One detail that many people don’t think about is that the color of their homes can affect how much radiant energy is absorbed. You might have learned in science classes at school that wearing black clothing on a hot day makes you hotter because it absorbs more radiant energy. Likewise, wearing white or another lighter color is cooler because it reflects radiant energy.
Believe it or not, the same is true for paint color. Just as light or dark clothing reflects or absorbs more heat, the color of paint on your roof and your exterior walls will determine how much radiant energy is absorbed or reflected.
How Much Heat Is Getting Into Your Home?
The problem is that if you have a dark-colored roof, somewhere between 70 and 90 percent of the radiant energy is being absorbed. This will then be transferred to the roof space and unless you have good insulation, it will come through the ceiling and into your home as heat energy. Thus, your cooling systems will have to work a lot harder to maintain a stable temperature. Similarly, darker paint on the exterior walls of your home will absorb more radiant energy and transfer this as heat to indoor areas.
Tips on Increasing Energy Efficiency in Your Home
As our homes heat up, our cooling systems have to work a lot harder to maintain stable indoor temperatures. Consequently, this will lead to higher electricity prices and more pressure on the energy grid. This all adds up and draws more energy and increases carbon emissions in areas that rely on coal-fired power.
Here are some things that you can do right now to increase your energy efficiency:
- Exterior Walls: Paint the exterior of your home white if you can. In fact, paint as much of the outside of your home as possible in white or lighter shades. This will serve to reflect more radiant energy and reduce the transfer of heat energy into the walls of your home.
- Roof: It’s not an option for everyone but white or light-colored roofing is always more energy efficient. We have to get away from the idea that the only good roof colors are terracotta, brown, or slate so that we can actually move to white and other light shades. It’s a relatively easy thing to change but we need to have the will to do it.

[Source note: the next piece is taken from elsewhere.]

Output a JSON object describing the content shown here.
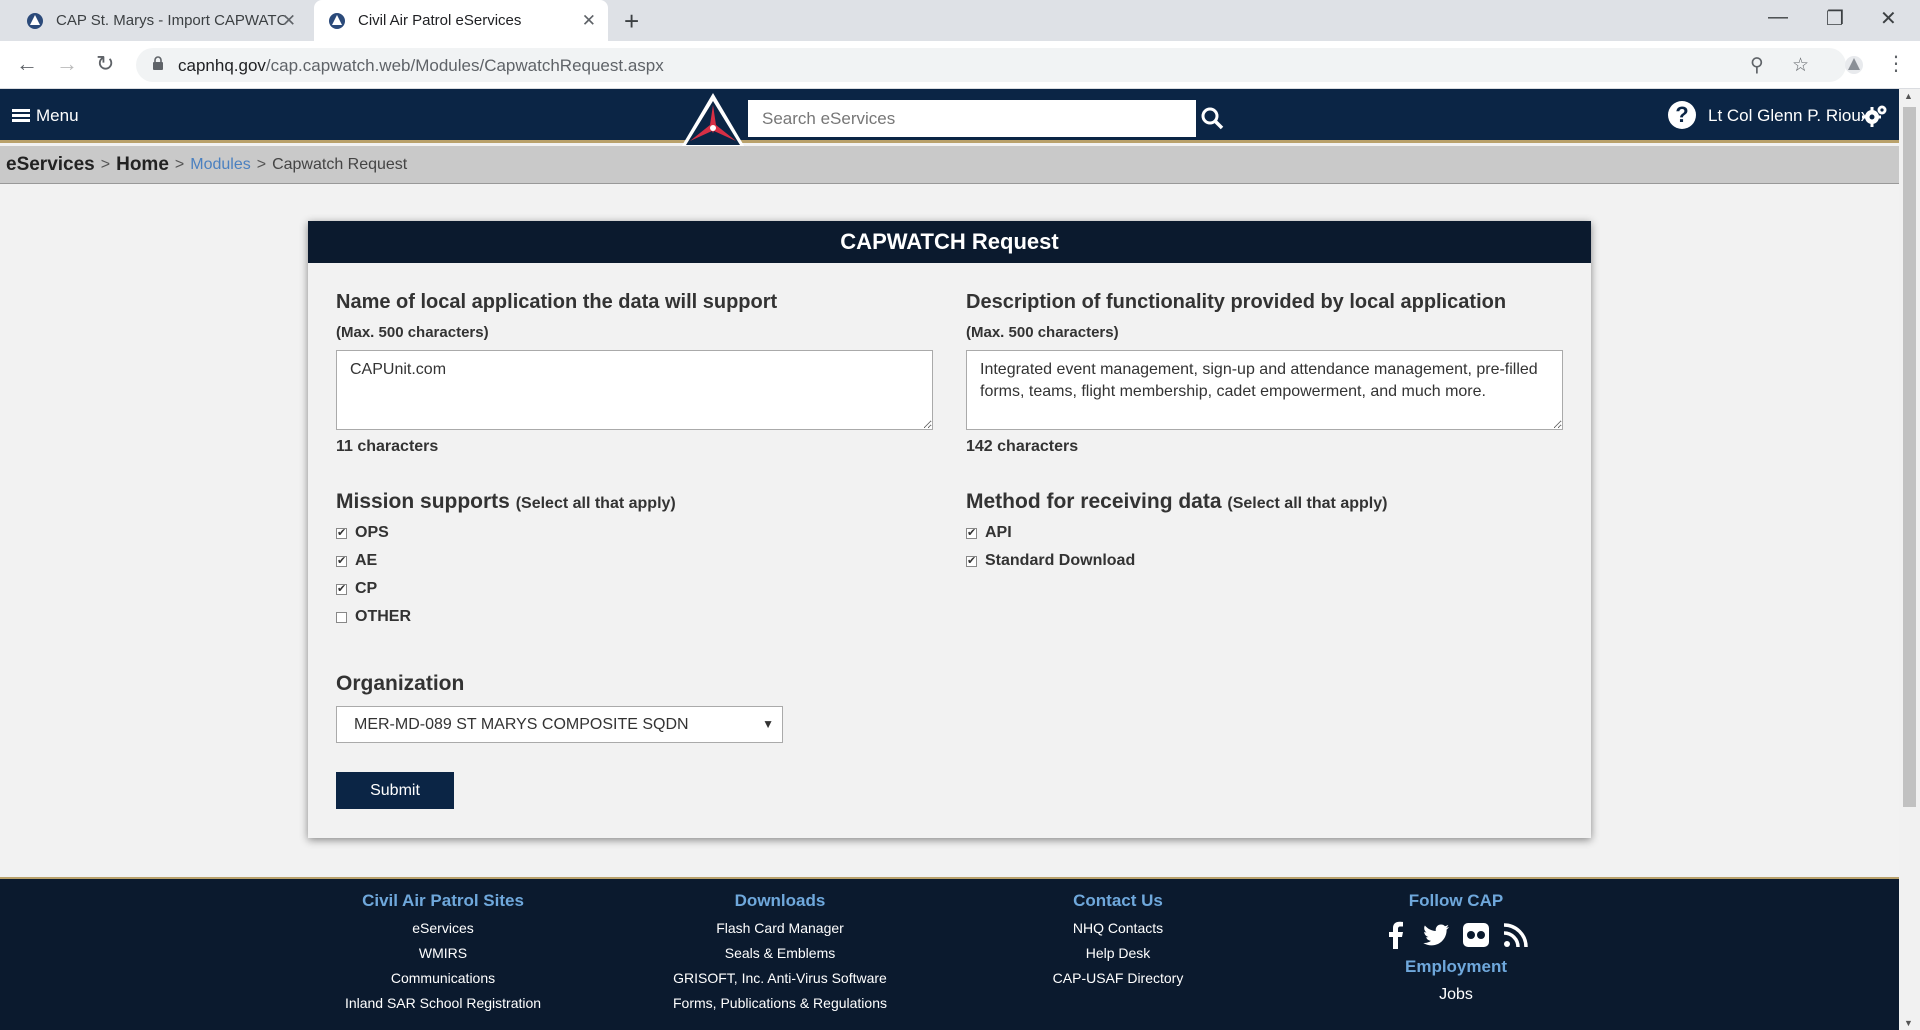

- Concrete Areas: Concrete absorbs heat and it can remain in the material for many hours after a hot summer day. If you can, it’s a good idea to prioritize more grass and greenery around your home. This not only provides shade but will also prevent too much heat buildup.
We are moving to a world where extreme heat and weather events will be the norm in many areas. This means that we will have to apply science and simple common sense to our building construction if we are to have a reasonable future for our children.